What needs to be done: The answer must be an exact copy of the records, with every picture removed.

Data to examine:
-- Opening Marker --

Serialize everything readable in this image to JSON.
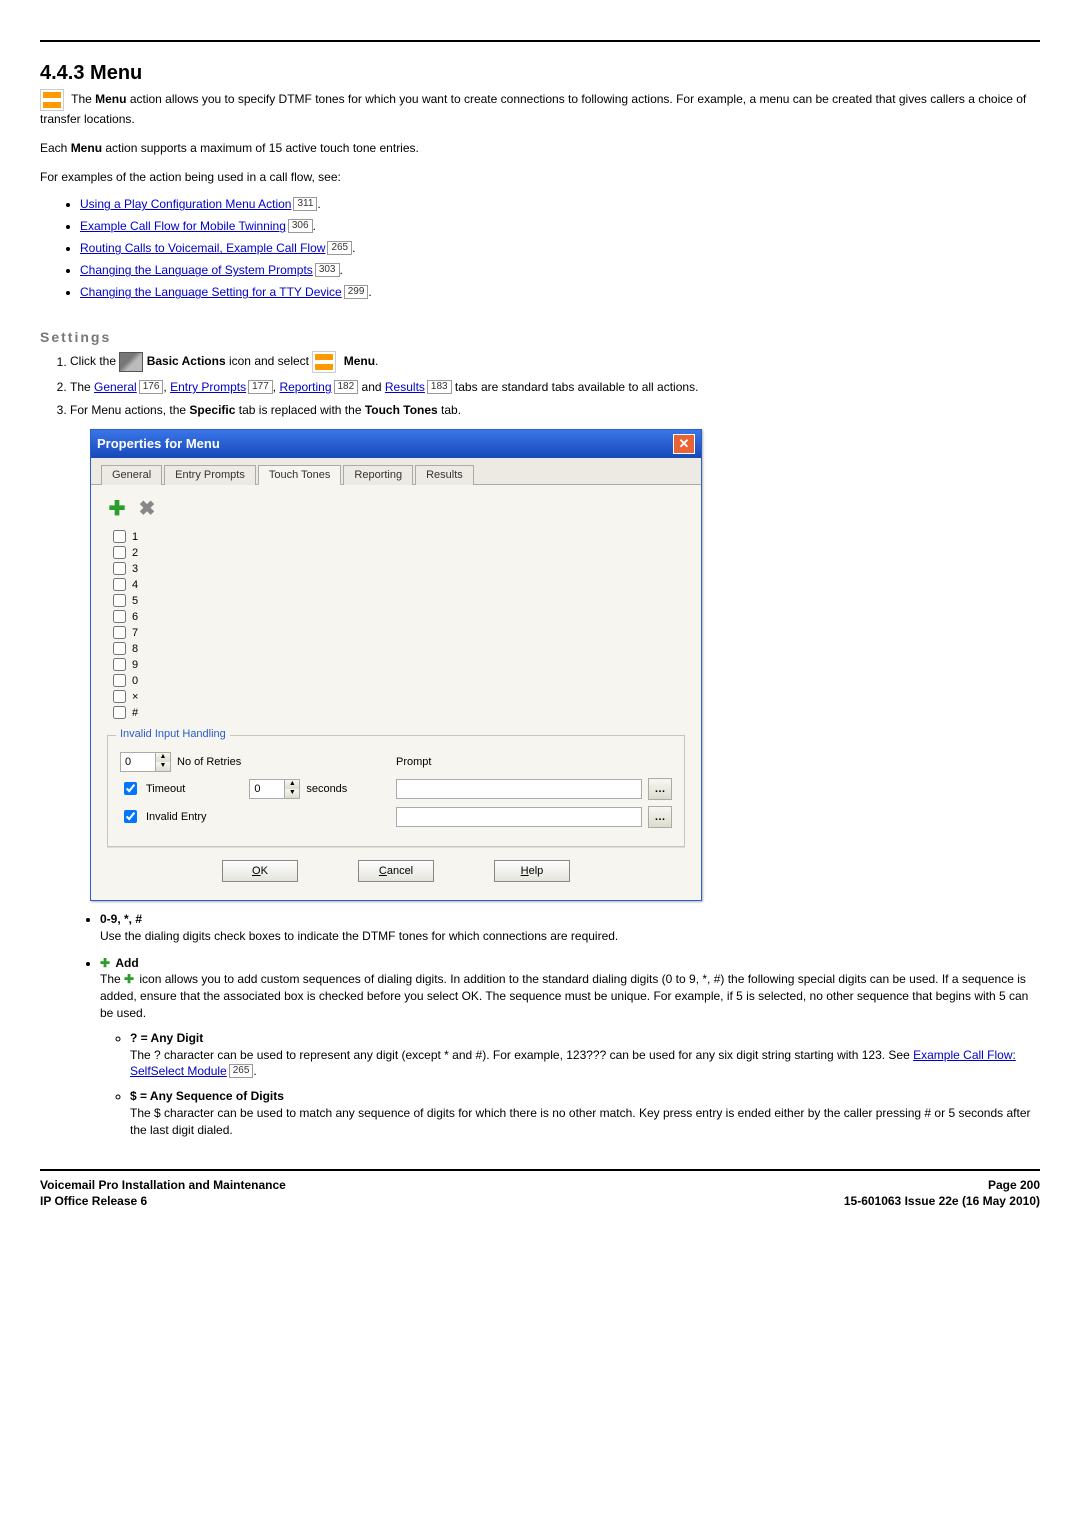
{
  "section_title": "4.4.3 Menu",
  "intro": {
    "p1_a": "The ",
    "p1_b": "Menu",
    "p1_c": " action allows you to specify DTMF tones for which you want to create connections to following actions. For example, a menu can be created that gives callers a choice of transfer locations.",
    "p2_a": "Each ",
    "p2_b": "Menu",
    "p2_c": " action supports a maximum of 15 active touch tone entries.",
    "p3": "For examples of the action being used in a call flow, see:"
  },
  "links": [
    {
      "text": "Using a Play Configuration Menu Action",
      "ref": "311"
    },
    {
      "text": "Example Call Flow for Mobile Twinning",
      "ref": "306"
    },
    {
      "text": "Routing Calls to Voicemail, Example Call Flow",
      "ref": "265"
    },
    {
      "text": "Changing the Language of System Prompts",
      "ref": "303"
    },
    {
      "text": "Changing the Language Setting for a TTY Device",
      "ref": "299"
    }
  ],
  "settings_heading": "Settings",
  "settings_steps": {
    "s1_a": "Click the ",
    "s1_b": " Basic Actions",
    "s1_c": " icon and select ",
    "s1_d": " Menu",
    "s1_e": ".",
    "s2_a": "The ",
    "s2_tabs": [
      {
        "text": "General",
        "ref": "176"
      },
      {
        "text": "Entry Prompts",
        "ref": "177"
      },
      {
        "text": "Reporting",
        "ref": "182"
      },
      {
        "text": "Results",
        "ref": "183"
      }
    ],
    "s2_mid_and": " and ",
    "s2_b": " tabs are standard tabs available to all actions.",
    "s3_a": "For Menu actions, the ",
    "s3_b": "Specific",
    "s3_c": " tab is replaced with the ",
    "s3_d": "Touch Tones",
    "s3_e": " tab."
  },
  "dialog": {
    "title": "Properties for Menu",
    "tabs": [
      "General",
      "Entry Prompts",
      "Touch Tones",
      "Reporting",
      "Results"
    ],
    "active_tab_index": 2,
    "digits": [
      "1",
      "2",
      "3",
      "4",
      "5",
      "6",
      "7",
      "8",
      "9",
      "0",
      "×",
      "#"
    ],
    "group_title": "Invalid Input Handling",
    "retries": {
      "value": "0",
      "label": "No of Retries"
    },
    "prompt_label": "Prompt",
    "timeout": {
      "checked": true,
      "label": "Timeout",
      "value": "0",
      "unit": "seconds"
    },
    "invalid": {
      "checked": true,
      "label": "Invalid Entry"
    },
    "buttons": {
      "ok": "OK",
      "cancel": "Cancel",
      "help": "Help"
    }
  },
  "details": {
    "digits_title": "0-9, *, #",
    "digits_text": "Use the dialing digits check boxes to indicate the DTMF tones for which connections are required.",
    "add_title": "Add",
    "add_text_a": "The ",
    "add_text_b": " icon allows you to add custom sequences of dialing digits. In addition to the standard dialing digits (0 to 9, *, #) the following special digits can be used. If a sequence is added, ensure that the associated box is checked before you select OK. The sequence must be unique. For example, if 5 is selected, no other sequence that begins with 5 can be used.",
    "q_title": "? = Any Digit",
    "q_text_a": "The ? character can be used to represent any digit (except * and #). For example, 123??? can be used for any six digit string starting with 123. See ",
    "q_link": "Example Call Flow: SelfSelect Module",
    "q_ref": "265",
    "q_text_b": ".",
    "s_title": "$ = Any Sequence of Digits",
    "s_text": "The $ character can be used to match any sequence of digits for which there is no other match. Key press entry is ended either by the caller pressing # or 5 seconds after the last digit dialed."
  },
  "footer": {
    "left1": "Voicemail Pro Installation and Maintenance",
    "left2": "IP Office Release 6",
    "right1": "Page 200",
    "right2": "15-601063 Issue 22e (16 May 2010)"
  }
}
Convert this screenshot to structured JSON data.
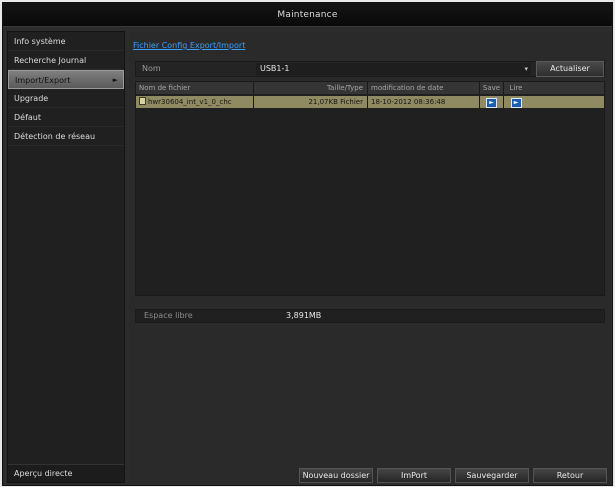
{
  "window": {
    "title": "Maintenance"
  },
  "sidebar": {
    "items": [
      {
        "label": "Info système"
      },
      {
        "label": "Recherche Journal"
      },
      {
        "label": "Import/Export",
        "arrow": "►"
      },
      {
        "label": "Upgrade"
      },
      {
        "label": "Défaut"
      },
      {
        "label": "Détection de réseau"
      }
    ],
    "active_index": 2,
    "bottom_label": "Aperçu directe"
  },
  "content": {
    "section_title": "Fichier Config Export/Import",
    "device": {
      "label": "Nom",
      "selected": "USB1-1",
      "arrow": "▾",
      "refresh_label": "Actualiser"
    },
    "table": {
      "headers": {
        "name": "Nom de fichier",
        "size": "Taille/Type",
        "date": "modification de date",
        "save": "Save",
        "read": "Lire"
      },
      "rows": [
        {
          "name": "hwr30604_int_v1_0_chc",
          "size": "21,07KB Fichier",
          "date": "18-10-2012 08:36:48",
          "save_icon": "►",
          "read_icon": "►"
        }
      ]
    },
    "free_space": {
      "label": "Espace libre",
      "value": "3,891MB"
    },
    "buttons": {
      "new_folder": "Nouveau dossier",
      "import": "ImPort",
      "save": "Sauvegarder",
      "back": "Retour"
    }
  },
  "colors": {
    "accent_link": "#3aa0ff",
    "selected_row": "#8f8a62",
    "action_icon": "#1a5fb0"
  }
}
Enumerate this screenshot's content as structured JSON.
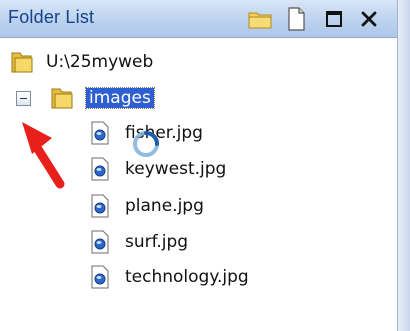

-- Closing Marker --

Written response:
Serialize everything readable in this image to JSON.
{
  "section_title": "4.4.3 Menu",
  "intro": {
    "p1_a": "The ",
    "p1_b": "Menu",
    "p1_c": " action allows you to specify DTMF tones for which you want to create connections to following actions. For example, a menu can be created that gives callers a choice of transfer locations.",
    "p2_a": "Each ",
    "p2_b": "Menu",
    "p2_c": " action supports a maximum of 15 active touch tone entries.",
    "p3": "For examples of the action being used in a call flow, see:"
  },
  "links": [
    {
      "text": "Using a Play Configuration Menu Action",
      "ref": "311"
    },
    {
      "text": "Example Call Flow for Mobile Twinning",
      "ref": "306"
    },
    {
      "text": "Routing Calls to Voicemail, Example Call Flow",
      "ref": "265"
    },
    {
      "text": "Changing the Language of System Prompts",
      "ref": "303"
    },
    {
      "text": "Changing the Language Setting for a TTY Device",
      "ref": "299"
    }
  ],
  "settings_heading": "Settings",
  "settings_steps": {
    "s1_a": "Click the ",
    "s1_b": " Basic Actions",
    "s1_c": " icon and select ",
    "s1_d": " Menu",
    "s1_e": ".",
    "s2_a": "The ",
    "s2_tabs": [
      {
        "text": "General",
        "ref": "176"
      },
      {
        "text": "Entry Prompts",
        "ref": "177"
      },
      {
        "text": "Reporting",
        "ref": "182"
      },
      {
        "text": "Results",
        "ref": "183"
      }
    ],
    "s2_mid_and": " and ",
    "s2_b": " tabs are standard tabs available to all actions.",
    "s3_a": "For Menu actions, the ",
    "s3_b": "Specific",
    "s3_c": " tab is replaced with the ",
    "s3_d": "Touch Tones",
    "s3_e": " tab."
  },
  "dialog": {
    "title": "Properties for Menu",
    "tabs": [
      "General",
      "Entry Prompts",
      "Touch Tones",
      "Reporting",
      "Results"
    ],
    "active_tab_index": 2,
    "digits": [
      "1",
      "2",
      "3",
      "4",
      "5",
      "6",
      "7",
      "8",
      "9",
      "0",
      "×",
      "#"
    ],
    "group_title": "Invalid Input Handling",
    "retries": {
      "value": "0",
      "label": "No of Retries"
    },
    "prompt_label": "Prompt",
    "timeout": {
      "checked": true,
      "label": "Timeout",
      "value": "0",
      "unit": "seconds"
    },
    "invalid": {
      "checked": true,
      "label": "Invalid Entry"
    },
    "buttons": {
      "ok": "OK",
      "cancel": "Cancel",
      "help": "Help"
    }
  },
  "details": {
    "digits_title": "0-9, *, #",
    "digits_text": "Use the dialing digits check boxes to indicate the DTMF tones for which connections are required.",
    "add_title": "Add",
    "add_text_a": "The ",
    "add_text_b": " icon allows you to add custom sequences of dialing digits. In addition to the standard dialing digits (0 to 9, *, #) the following special digits can be used. If a sequence is added, ensure that the associated box is checked before you select OK. The sequence must be unique. For example, if 5 is selected, no other sequence that begins with 5 can be used.",
    "q_title": "? = Any Digit",
    "q_text_a": "The ? character can be used to represent any digit (except * and #). For example, 123??? can be used for any six digit string starting with 123. See ",
    "q_link": "Example Call Flow: SelfSelect Module",
    "q_ref": "265",
    "q_text_b": ".",
    "s_title": "$ = Any Sequence of Digits",
    "s_text": "The $ character can be used to match any sequence of digits for which there is no other match. Key press entry is ended either by the caller pressing # or 5 seconds after the last digit dialed."
  },
  "footer": {
    "left1": "Voicemail Pro Installation and Maintenance",
    "left2": "IP Office Release 6",
    "right1": "Page 200",
    "right2": "15-601063 Issue 22e (16 May 2010)"
  }
}
Convert this screenshot to structured JSON data.
{
  "window": {
    "title": "Maintenance"
  },
  "sidebar": {
    "items": [
      {
        "label": "Info système"
      },
      {
        "label": "Recherche Journal"
      },
      {
        "label": "Import/Export",
        "arrow": "►"
      },
      {
        "label": "Upgrade"
      },
      {
        "label": "Défaut"
      },
      {
        "label": "Détection de réseau"
      }
    ],
    "active_index": 2,
    "bottom_label": "Aperçu directe"
  },
  "content": {
    "section_title": "Fichier Config Export/Import",
    "device": {
      "label": "Nom",
      "selected": "USB1-1",
      "arrow": "▾",
      "refresh_label": "Actualiser"
    },
    "table": {
      "headers": {
        "name": "Nom de fichier",
        "size": "Taille/Type",
        "date": "modification de date",
        "save": "Save",
        "read": "Lire"
      },
      "rows": [
        {
          "name": "hwr30604_int_v1_0_chc",
          "size": "21,07KB Fichier",
          "date": "18-10-2012 08:36:48",
          "save_icon": "►",
          "read_icon": "►"
        }
      ]
    },
    "free_space": {
      "label": "Espace libre",
      "value": "3,891MB"
    },
    "buttons": {
      "new_folder": "Nouveau dossier",
      "import": "ImPort",
      "save": "Sauvegarder",
      "back": "Retour"
    }
  },
  "colors": {
    "accent_link": "#3aa0ff",
    "selected_row": "#8f8a62",
    "action_icon": "#1a5fb0"
  }
}
Enumerate this screenshot's content as structured JSON.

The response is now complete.